### [DESCRIPTION OF THE TASK]
Collect the lines of the entries where "value" shows up.

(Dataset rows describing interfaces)
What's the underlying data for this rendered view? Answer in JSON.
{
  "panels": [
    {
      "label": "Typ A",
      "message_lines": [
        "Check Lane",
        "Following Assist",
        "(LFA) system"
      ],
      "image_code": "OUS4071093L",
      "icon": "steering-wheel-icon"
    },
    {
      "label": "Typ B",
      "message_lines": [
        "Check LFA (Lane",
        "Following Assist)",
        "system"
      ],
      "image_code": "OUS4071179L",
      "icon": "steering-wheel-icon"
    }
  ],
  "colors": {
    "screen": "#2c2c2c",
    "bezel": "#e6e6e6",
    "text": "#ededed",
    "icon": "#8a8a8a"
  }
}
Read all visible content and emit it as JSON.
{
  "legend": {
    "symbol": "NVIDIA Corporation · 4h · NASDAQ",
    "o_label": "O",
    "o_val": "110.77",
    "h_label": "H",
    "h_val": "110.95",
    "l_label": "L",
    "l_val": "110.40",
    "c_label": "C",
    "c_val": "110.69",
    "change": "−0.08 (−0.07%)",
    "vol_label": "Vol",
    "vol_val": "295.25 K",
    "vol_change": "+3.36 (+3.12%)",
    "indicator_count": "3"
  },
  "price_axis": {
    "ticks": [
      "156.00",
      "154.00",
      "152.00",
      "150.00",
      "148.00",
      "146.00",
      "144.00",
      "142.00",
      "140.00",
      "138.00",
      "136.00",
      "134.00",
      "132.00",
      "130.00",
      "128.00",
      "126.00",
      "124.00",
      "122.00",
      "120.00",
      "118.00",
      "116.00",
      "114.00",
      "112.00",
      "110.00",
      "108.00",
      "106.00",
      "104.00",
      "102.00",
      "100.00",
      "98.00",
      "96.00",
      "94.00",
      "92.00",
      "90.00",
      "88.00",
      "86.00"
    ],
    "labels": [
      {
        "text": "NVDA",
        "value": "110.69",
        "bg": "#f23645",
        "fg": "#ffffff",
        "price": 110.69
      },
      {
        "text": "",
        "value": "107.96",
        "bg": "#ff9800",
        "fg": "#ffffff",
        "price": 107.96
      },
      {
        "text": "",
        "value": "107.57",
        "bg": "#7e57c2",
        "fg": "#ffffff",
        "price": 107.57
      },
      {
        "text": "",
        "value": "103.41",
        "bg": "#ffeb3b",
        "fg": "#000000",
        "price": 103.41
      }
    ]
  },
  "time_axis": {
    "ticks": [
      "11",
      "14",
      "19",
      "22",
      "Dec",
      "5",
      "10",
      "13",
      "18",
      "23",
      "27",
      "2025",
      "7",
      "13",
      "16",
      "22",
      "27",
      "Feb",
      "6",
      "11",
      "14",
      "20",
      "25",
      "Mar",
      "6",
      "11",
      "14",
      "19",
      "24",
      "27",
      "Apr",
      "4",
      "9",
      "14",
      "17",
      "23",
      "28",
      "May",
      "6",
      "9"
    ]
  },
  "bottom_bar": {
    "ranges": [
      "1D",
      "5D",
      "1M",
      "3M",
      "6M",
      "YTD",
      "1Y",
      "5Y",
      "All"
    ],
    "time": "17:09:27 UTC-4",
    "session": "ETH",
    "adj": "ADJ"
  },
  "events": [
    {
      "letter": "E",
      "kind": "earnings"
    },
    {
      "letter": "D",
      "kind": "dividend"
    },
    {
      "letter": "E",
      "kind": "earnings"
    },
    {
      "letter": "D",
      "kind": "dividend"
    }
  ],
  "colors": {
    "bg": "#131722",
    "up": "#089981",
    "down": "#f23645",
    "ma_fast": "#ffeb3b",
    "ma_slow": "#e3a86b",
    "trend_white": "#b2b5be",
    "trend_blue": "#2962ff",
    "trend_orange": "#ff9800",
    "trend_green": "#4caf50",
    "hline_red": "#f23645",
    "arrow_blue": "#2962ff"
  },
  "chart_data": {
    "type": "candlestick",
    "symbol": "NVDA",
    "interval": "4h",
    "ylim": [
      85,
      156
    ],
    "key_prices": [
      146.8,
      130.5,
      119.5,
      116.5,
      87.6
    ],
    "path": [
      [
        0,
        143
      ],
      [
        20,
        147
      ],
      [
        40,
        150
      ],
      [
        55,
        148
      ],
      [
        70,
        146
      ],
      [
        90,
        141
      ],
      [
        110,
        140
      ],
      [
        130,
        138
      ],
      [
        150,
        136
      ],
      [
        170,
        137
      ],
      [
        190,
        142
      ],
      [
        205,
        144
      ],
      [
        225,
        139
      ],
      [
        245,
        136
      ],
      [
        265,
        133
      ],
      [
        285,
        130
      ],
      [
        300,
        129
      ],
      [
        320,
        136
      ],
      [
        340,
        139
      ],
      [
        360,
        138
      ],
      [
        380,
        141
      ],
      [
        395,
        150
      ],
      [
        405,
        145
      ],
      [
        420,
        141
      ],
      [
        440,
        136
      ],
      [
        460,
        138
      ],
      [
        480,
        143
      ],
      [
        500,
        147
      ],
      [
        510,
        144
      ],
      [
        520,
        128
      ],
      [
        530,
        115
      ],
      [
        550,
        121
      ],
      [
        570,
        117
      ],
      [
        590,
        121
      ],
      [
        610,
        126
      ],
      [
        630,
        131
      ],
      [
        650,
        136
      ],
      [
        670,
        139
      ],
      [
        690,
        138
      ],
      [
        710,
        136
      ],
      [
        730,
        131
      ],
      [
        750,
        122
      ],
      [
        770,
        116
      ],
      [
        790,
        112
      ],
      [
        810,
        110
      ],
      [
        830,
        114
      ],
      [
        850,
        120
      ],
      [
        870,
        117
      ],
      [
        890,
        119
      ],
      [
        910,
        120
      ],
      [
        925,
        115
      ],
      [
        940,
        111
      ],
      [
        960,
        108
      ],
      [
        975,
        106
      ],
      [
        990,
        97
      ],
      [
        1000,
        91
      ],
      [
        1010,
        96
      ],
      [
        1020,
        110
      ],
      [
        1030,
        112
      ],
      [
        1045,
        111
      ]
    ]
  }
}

### [RESPONSE TO THE TASK]
        "value": "110.69",
        "value": "107.96",
        "value": "107.57",
        "value": "103.41",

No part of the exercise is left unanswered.